• _Items from an interface collection_:
########################################
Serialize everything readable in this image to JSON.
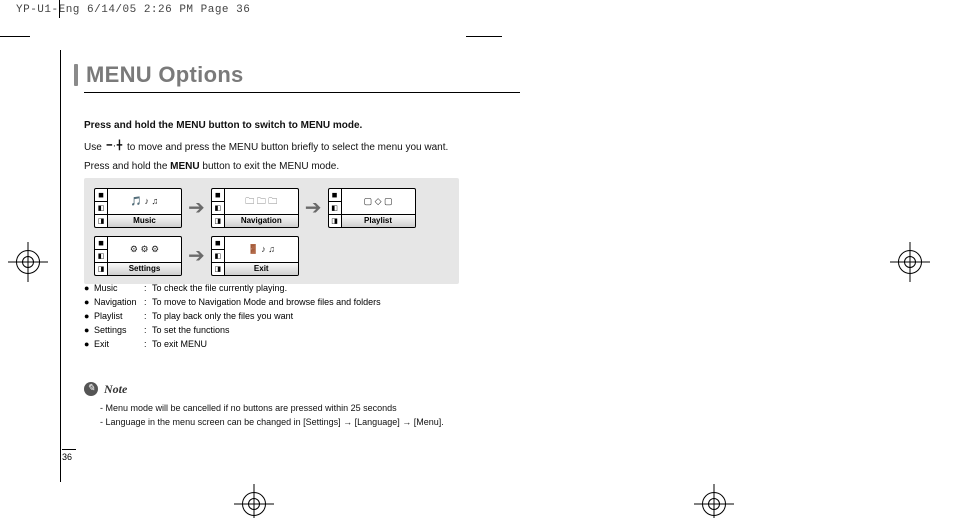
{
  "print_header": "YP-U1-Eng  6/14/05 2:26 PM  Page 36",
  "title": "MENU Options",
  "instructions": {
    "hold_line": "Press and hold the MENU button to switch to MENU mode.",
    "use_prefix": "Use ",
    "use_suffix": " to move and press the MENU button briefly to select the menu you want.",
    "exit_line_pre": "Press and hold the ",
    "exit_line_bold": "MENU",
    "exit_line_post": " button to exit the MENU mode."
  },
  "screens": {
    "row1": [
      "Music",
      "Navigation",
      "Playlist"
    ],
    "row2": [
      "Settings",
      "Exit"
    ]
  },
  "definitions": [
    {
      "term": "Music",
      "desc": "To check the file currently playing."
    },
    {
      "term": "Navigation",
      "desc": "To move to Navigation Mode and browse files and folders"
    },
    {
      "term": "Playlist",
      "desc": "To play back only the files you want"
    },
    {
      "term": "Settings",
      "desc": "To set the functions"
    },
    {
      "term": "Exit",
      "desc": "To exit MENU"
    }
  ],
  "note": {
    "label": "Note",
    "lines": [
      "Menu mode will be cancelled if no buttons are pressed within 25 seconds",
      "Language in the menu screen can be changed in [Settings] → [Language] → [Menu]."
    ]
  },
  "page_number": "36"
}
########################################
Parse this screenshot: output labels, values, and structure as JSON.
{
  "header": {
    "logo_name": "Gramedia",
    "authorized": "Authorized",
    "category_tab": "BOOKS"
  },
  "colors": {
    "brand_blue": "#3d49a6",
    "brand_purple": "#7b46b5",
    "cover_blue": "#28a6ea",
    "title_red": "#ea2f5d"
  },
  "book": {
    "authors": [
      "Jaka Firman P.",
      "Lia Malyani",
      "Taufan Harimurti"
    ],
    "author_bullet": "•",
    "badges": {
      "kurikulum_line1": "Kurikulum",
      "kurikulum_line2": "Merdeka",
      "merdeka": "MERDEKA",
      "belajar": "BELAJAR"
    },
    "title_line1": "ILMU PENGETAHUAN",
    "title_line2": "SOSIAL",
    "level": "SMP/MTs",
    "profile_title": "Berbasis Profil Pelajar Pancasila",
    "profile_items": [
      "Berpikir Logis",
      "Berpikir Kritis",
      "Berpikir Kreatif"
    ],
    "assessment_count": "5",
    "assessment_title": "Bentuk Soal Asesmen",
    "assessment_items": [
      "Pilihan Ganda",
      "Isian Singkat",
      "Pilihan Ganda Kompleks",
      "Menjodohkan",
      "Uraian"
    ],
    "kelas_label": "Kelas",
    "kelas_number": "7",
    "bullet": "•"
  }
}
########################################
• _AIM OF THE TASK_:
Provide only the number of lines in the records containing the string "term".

• _RESPONSE BOX_:
5